Off-Shore Wind Farm Gets Green Light in Massachusetts
GWEN IFILL: Now: a second major energy story.
As the government and industry struggled to contain the oil spill in the Gulf of Mexico, the government and industry also took a major step in another direction, opening the door to an entirely different alternative.
The nation's first wind farm will be built here, five miles off the coast of Massachusetts' Nantucket Island, in a shallow area of the sound known as Horseshoe Shoal. After nine years of debate and appeal, Interior Secretary Ken Salazar and Bay State Governor Deval Patrick announced the decision today in Boston.
KEN SALAZAR, U.S. interior secretary: Cape Wind will be the United States' first offshore wind farm, supplying clean power to homes and businesses in Massachusetts, while creating good jobs here in America.
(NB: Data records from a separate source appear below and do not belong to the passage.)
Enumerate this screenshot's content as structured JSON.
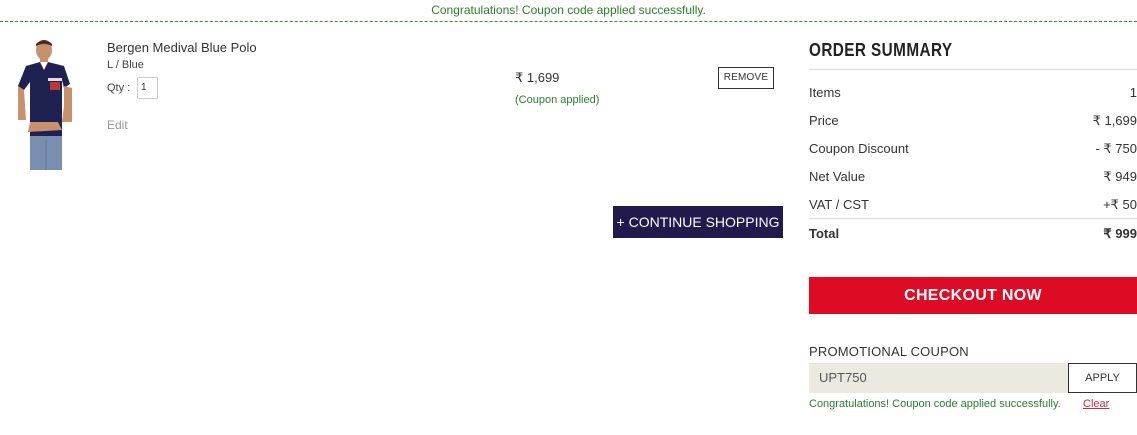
{
  "banner": {
    "message": "Congratulations! Coupon code applied successfully."
  },
  "cart": {
    "item": {
      "name": "Bergen Medival Blue Polo",
      "variant": "L / Blue",
      "qty_label": "Qty :",
      "qty_value": "1",
      "edit_label": "Edit",
      "price": "₹ 1,699",
      "coupon_note": "(Coupon applied)",
      "remove_label": "REMOVE",
      "image_icon": "blue-polo-shirt-photo"
    },
    "continue_label": "+ CONTINUE SHOPPING"
  },
  "summary": {
    "title": "ORDER SUMMARY",
    "rows": [
      {
        "label": "Items",
        "value": "1"
      },
      {
        "label": "Price",
        "value": "₹ 1,699"
      },
      {
        "label": "Coupon Discount",
        "value": "- ₹ 750"
      },
      {
        "label": "Net Value",
        "value": "₹ 949"
      },
      {
        "label": "VAT / CST",
        "value": "+₹ 50"
      }
    ],
    "total": {
      "label": "Total",
      "value": "₹ 999"
    },
    "checkout_label": "CHECKOUT NOW"
  },
  "promo": {
    "label": "PROMOTIONAL COUPON",
    "code": "UPT750",
    "apply_label": "APPLY",
    "message": "Congratulations! Coupon code applied successfully.",
    "clear_label": "Clear"
  },
  "colors": {
    "success_green": "#2e7d2e",
    "checkout_red": "#de0b24",
    "continue_navy": "#221a4c",
    "promo_input_bg": "#ebe9e0",
    "clear_link": "#c2304a"
  }
}
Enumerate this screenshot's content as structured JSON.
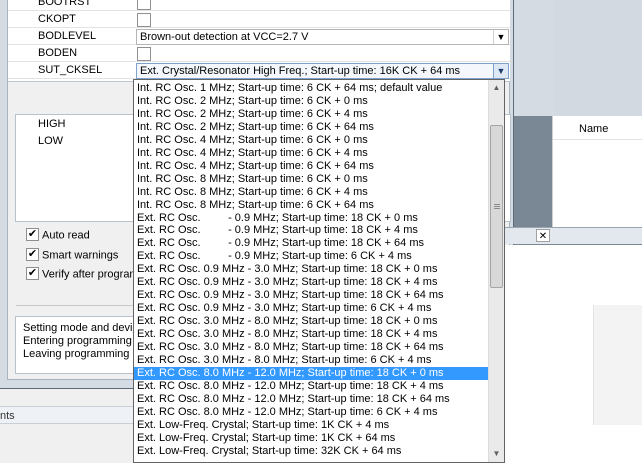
{
  "fuses": [
    {
      "name": "BOOTRST",
      "type": "checkbox",
      "checked": false
    },
    {
      "name": "CKOPT",
      "type": "checkbox",
      "checked": false
    },
    {
      "name": "BODLEVEL",
      "type": "select",
      "value": "Brown-out detection at VCC=2.7 V"
    },
    {
      "name": "BODEN",
      "type": "checkbox",
      "checked": false
    },
    {
      "name": "SUT_CKSEL",
      "type": "select",
      "value": "Ext. Crystal/Resonator High Freq.; Start-up time: 16K CK + 64 ms"
    }
  ],
  "lockbits": [
    "HIGH",
    "LOW"
  ],
  "options": [
    {
      "label": "Auto read",
      "checked": true
    },
    {
      "label": "Smart warnings",
      "checked": true
    },
    {
      "label": "Verify after programm",
      "checked": true
    }
  ],
  "log": [
    "Setting mode and device",
    "Entering programming mo",
    "Leaving programming mo"
  ],
  "dropdown": {
    "selected_index": 22,
    "options": [
      "Int. RC Osc. 1 MHz; Start-up time: 6 CK + 64 ms; default value",
      "Int. RC Osc. 2 MHz; Start-up time: 6 CK + 0 ms",
      "Int. RC Osc. 2 MHz; Start-up time: 6 CK + 4 ms",
      "Int. RC Osc. 2 MHz; Start-up time: 6 CK + 64 ms",
      "Int. RC Osc. 4 MHz; Start-up time: 6 CK + 0 ms",
      "Int. RC Osc. 4 MHz; Start-up time: 6 CK + 4 ms",
      "Int. RC Osc. 4 MHz; Start-up time: 6 CK + 64 ms",
      "Int. RC Osc. 8 MHz; Start-up time: 6 CK + 0 ms",
      "Int. RC Osc. 8 MHz; Start-up time: 6 CK + 4 ms",
      "Int. RC Osc. 8 MHz; Start-up time: 6 CK + 64 ms",
      "Ext. RC Osc.         - 0.9 MHz; Start-up time: 18 CK + 0 ms",
      "Ext. RC Osc.         - 0.9 MHz; Start-up time: 18 CK + 4 ms",
      "Ext. RC Osc.         - 0.9 MHz; Start-up time: 18 CK + 64 ms",
      "Ext. RC Osc.         - 0.9 MHz; Start-up time: 6 CK + 4 ms",
      "Ext. RC Osc. 0.9 MHz - 3.0 MHz; Start-up time: 18 CK + 0 ms",
      "Ext. RC Osc. 0.9 MHz - 3.0 MHz; Start-up time: 18 CK + 4 ms",
      "Ext. RC Osc. 0.9 MHz - 3.0 MHz; Start-up time: 18 CK + 64 ms",
      "Ext. RC Osc. 0.9 MHz - 3.0 MHz; Start-up time: 6 CK + 4 ms",
      "Ext. RC Osc. 3.0 MHz - 8.0 MHz; Start-up time: 18 CK + 0 ms",
      "Ext. RC Osc. 3.0 MHz - 8.0 MHz; Start-up time: 18 CK + 4 ms",
      "Ext. RC Osc. 3.0 MHz - 8.0 MHz; Start-up time: 18 CK + 64 ms",
      "Ext. RC Osc. 3.0 MHz - 8.0 MHz; Start-up time: 6 CK + 4 ms",
      "Ext. RC Osc. 8.0 MHz - 12.0 MHz; Start-up time: 18 CK + 0 ms",
      "Ext. RC Osc. 8.0 MHz - 12.0 MHz; Start-up time: 18 CK + 4 ms",
      "Ext. RC Osc. 8.0 MHz - 12.0 MHz; Start-up time: 18 CK + 64 ms",
      "Ext. RC Osc. 8.0 MHz - 12.0 MHz; Start-up time: 6 CK + 4 ms",
      "Ext. Low-Freq. Crystal; Start-up time: 1K CK + 4 ms",
      "Ext. Low-Freq. Crystal; Start-up time: 1K CK + 64 ms",
      "Ext. Low-Freq. Crystal; Start-up time: 32K CK + 64 ms"
    ]
  },
  "right_panel": {
    "column_header": "Name"
  },
  "status_bar": {
    "text": "nts"
  },
  "icons": {
    "dropdown_arrow": "▼",
    "scroll_up": "▲",
    "scroll_down": "▼",
    "check": "✔",
    "close": "✕"
  }
}
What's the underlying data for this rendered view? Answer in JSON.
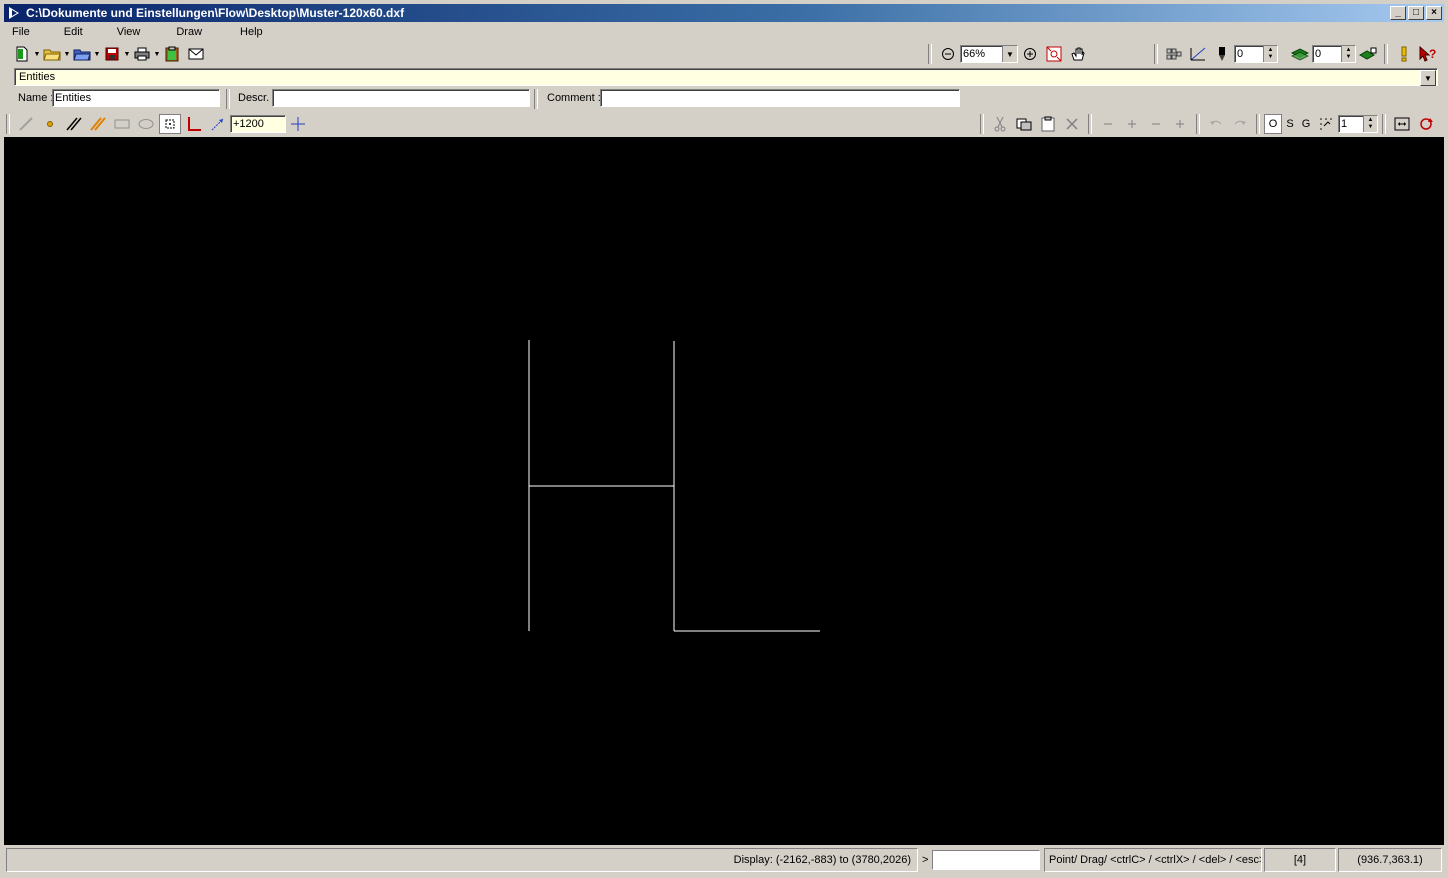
{
  "window": {
    "title": "C:\\Dokumente und Einstellungen\\Flow\\Desktop\\Muster-120x60.dxf",
    "minimize": "_",
    "maximize": "□",
    "close": "×"
  },
  "menu": {
    "items": [
      "File",
      "Edit",
      "View",
      "Draw",
      "Help"
    ]
  },
  "toolbar": {
    "zoom_value": "66%",
    "layer_value": "0",
    "color_value": "0"
  },
  "entities": {
    "selected": "Entities"
  },
  "properties": {
    "name_label": "Name :",
    "name_value": "Entities",
    "descr_label": "Descr.",
    "descr_value": "",
    "comment_label": "Comment :",
    "comment_value": ""
  },
  "draw_toolbar": {
    "coord_value": "+1200",
    "osnap_o": "O",
    "osnap_s": "S",
    "osnap_g": "G",
    "grid_value": "1"
  },
  "status": {
    "display_range": "Display: (-2162,-883) to (3780,2026)",
    "prompt_marker": ">",
    "command_value": "",
    "hint": "Point/ Drag/ <ctrlC> / <ctrlX> / <del> / <esc>",
    "count": "[4]",
    "cursor": "(936.7,363.1)"
  },
  "colors": {
    "canvas": "#000000",
    "entity_line": "#ffffff",
    "input_highlight": "#ffffe1",
    "title_start": "#0a246a",
    "title_end": "#a6caf0"
  }
}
This will be the first of many projects up and down the Atlantic Coast.
GWEN IFILL: Patrick and governors of five other East Coast states lobbied Salazar to approve the project.
GOV. DEVAL PATRICK, D-Mass.: On behalf of the hundreds of men and women who will build this project, the thousands of Massachusetts rate-payers who will benefit from stable electric rates, and the millions of Americans whose security and prosperity depend on energy efficiency, thank you for this decision. Thank you.
America needs offshore wind power. And, with this project, Massachusetts will lead the nation.
GWEN IFILL: Once built, the farm would look something like this one off the coast of Denmark. It would cover 24 square miles, roughly the size of Manhattan, and have 130 wind turbines, each taller than the Statue of Liberty. That's 40 fewer than the 170 the developer originally requested.
Plans call for the site to produce 420 megawatts of electricity, enough to provide three-quarters of the power needed by Cape Cod and the islands.
KEN SALAZAR: To be sure, the path to approval for the United States' first offshore wind farm has not been an easy one.
GWEN IFILL: Opponents who have tried to kill project said they would still sue to block it. Fishermen, American Indian tribes, local residents, the late Senator Ted Kennedy and his successor, Scott Brown, have all raised concerns about the plan's environmental impact.
The tribes contend it would interfere with sacred rituals and desecrate tribal burial sites.
Cliff Carroll, who leads WindStop.org, spoke to the "NewsHour"'s Tom Bearden in 2005.
CLIFF CARROLL, WindStop.org: There's going to be a 10-story, 40,000-gallon oil-filled transformer station in the middle of this wind farm. We're very concerned that transformers which are prone to overheating could possibly have a massive malfunction, spilling the 40,000 gallons of oil into our fishing beds, our clam flats, and our fishing grounds.
GWEN IFILL: Still others argue that the plan will not be the environmental boon it promises.
Robert Bryce of "Energy Tribune" magazine.
ROBERT BRYCE, managing editor, "Energy Tribune": The wind energy sector would like to claim — and they have claimed repeatedly — that this is going to result in huge reductions in CO2.
And the — but the problem is, the data just simply doesn't support that. You can look at the numbers from Denmark, a country that is really leading the world in terms of installing wind — wind electricity generation capacity. And they have seen no reduction in CO2 emissions, despite huge investments in wind-generated electric capacity. And it's going to be very high-cost. And I think that's another problem.
GWEN IFILL: But President Obama has embraced wind energy. Just yesterday, he toured the Iowa factory that will make the turbines for the Cape Wind project.
MAN: And, so, when you got orders, naturally…
U.S. PRESIDENT BARACK OBAMA: You have got to expand.
MAN: … you have got to expand. You got to bring in more people to the facility.
GWEN IFILL: And, today, in Macon, Missouri, he said, increasing wind power could help the economy as well.
BARACK OBAMA: We began early last year by making the largest investment in clean energy in our nation's history. It's an investment that we expect will create or save up to 700,000 jobs across America by the end of 2012.
GWEN IFILL: Salazar said he's confident the decision will withstand legal challenges.
KEN SALAZAR: There are those who will say our energy challenges are too large and too complex for one wind farm to make a significant difference. To them, I say this: We are all part of a much bigger change that is sweeping America.
GWEN IFILL: Once begun, the Cape Wind project will take two years to complete.